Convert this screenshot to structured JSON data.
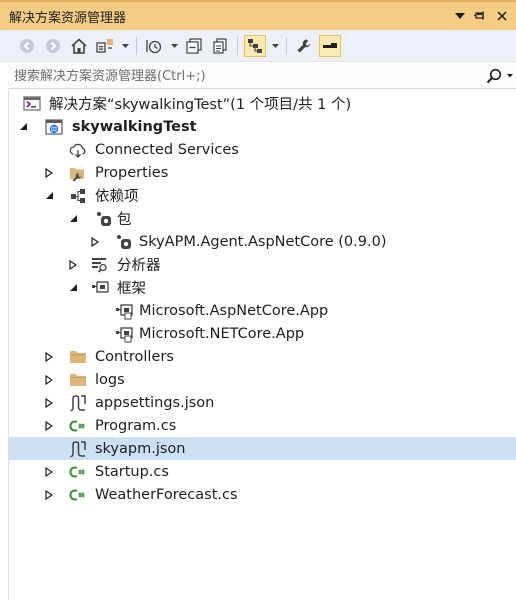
{
  "window": {
    "title": "解决方案资源管理器"
  },
  "search": {
    "placeholder": "搜索解决方案资源管理器(Ctrl+;)"
  },
  "tree": {
    "items": [
      {
        "label": "解决方案“skywalkingTest”(1 个项目/共 1 个)",
        "icon": "solution-icon"
      },
      {
        "label": "skywalkingTest",
        "icon": "web-project-icon"
      },
      {
        "label": "Connected Services",
        "icon": "connected-services-icon"
      },
      {
        "label": "Properties",
        "icon": "properties-folder-icon"
      },
      {
        "label": "依赖项",
        "icon": "dependencies-icon"
      },
      {
        "label": "包",
        "icon": "package-icon"
      },
      {
        "label": "SkyAPM.Agent.AspNetCore (0.9.0)",
        "icon": "package-icon"
      },
      {
        "label": "分析器",
        "icon": "analyzer-icon"
      },
      {
        "label": "框架",
        "icon": "framework-icon"
      },
      {
        "label": "Microsoft.AspNetCore.App",
        "icon": "framework-reference-icon"
      },
      {
        "label": "Microsoft.NETCore.App",
        "icon": "framework-reference-icon"
      },
      {
        "label": "Controllers",
        "icon": "folder-icon"
      },
      {
        "label": "logs",
        "icon": "folder-icon"
      },
      {
        "label": "appsettings.json",
        "icon": "json-file-icon"
      },
      {
        "label": "Program.cs",
        "icon": "csharp-file-icon"
      },
      {
        "label": "skyapm.json",
        "icon": "json-file-icon"
      },
      {
        "label": "Startup.cs",
        "icon": "csharp-file-icon"
      },
      {
        "label": "WeatherForecast.cs",
        "icon": "csharp-file-icon"
      }
    ],
    "selected_label": "skyapm.json"
  },
  "colors": {
    "title_bar": "#f5cc84",
    "toolbar": "#eef0f8",
    "selection": "#cce1f6",
    "folder": "#dcb67a",
    "csharp": "#388a34",
    "accent_purple": "#68217a"
  }
}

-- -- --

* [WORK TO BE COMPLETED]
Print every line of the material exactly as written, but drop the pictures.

* [ANSWER BOX]
Convert this screenshot to structured JSON data.
{
  "window": {
    "title": "解决方案资源管理器"
  },
  "search": {
    "placeholder": "搜索解决方案资源管理器(Ctrl+;)"
  },
  "tree": {
    "items": [
      {
        "label": "解决方案“skywalkingTest”(1 个项目/共 1 个)",
        "icon": "solution-icon"
      },
      {
        "label": "skywalkingTest",
        "icon": "web-project-icon"
      },
      {
        "label": "Connected Services",
        "icon": "connected-services-icon"
      },
      {
        "label": "Properties",
        "icon": "properties-folder-icon"
      },
      {
        "label": "依赖项",
        "icon": "dependencies-icon"
      },
      {
        "label": "包",
        "icon": "package-icon"
      },
      {
        "label": "SkyAPM.Agent.AspNetCore (0.9.0)",
        "icon": "package-icon"
      },
      {
        "label": "分析器",
        "icon": "analyzer-icon"
      },
      {
        "label": "框架",
        "icon": "framework-icon"
      },
      {
        "label": "Microsoft.AspNetCore.App",
        "icon": "framework-reference-icon"
      },
      {
        "label": "Microsoft.NETCore.App",
        "icon": "framework-reference-icon"
      },
      {
        "label": "Controllers",
        "icon": "folder-icon"
      },
      {
        "label": "logs",
        "icon": "folder-icon"
      },
      {
        "label": "appsettings.json",
        "icon": "json-file-icon"
      },
      {
        "label": "Program.cs",
        "icon": "csharp-file-icon"
      },
      {
        "label": "skyapm.json",
        "icon": "json-file-icon"
      },
      {
        "label": "Startup.cs",
        "icon": "csharp-file-icon"
      },
      {
        "label": "WeatherForecast.cs",
        "icon": "csharp-file-icon"
      }
    ],
    "selected_label": "skyapm.json"
  },
  "colors": {
    "title_bar": "#f5cc84",
    "toolbar": "#eef0f8",
    "selection": "#cce1f6",
    "folder": "#dcb67a",
    "csharp": "#388a34",
    "accent_purple": "#68217a"
  }
}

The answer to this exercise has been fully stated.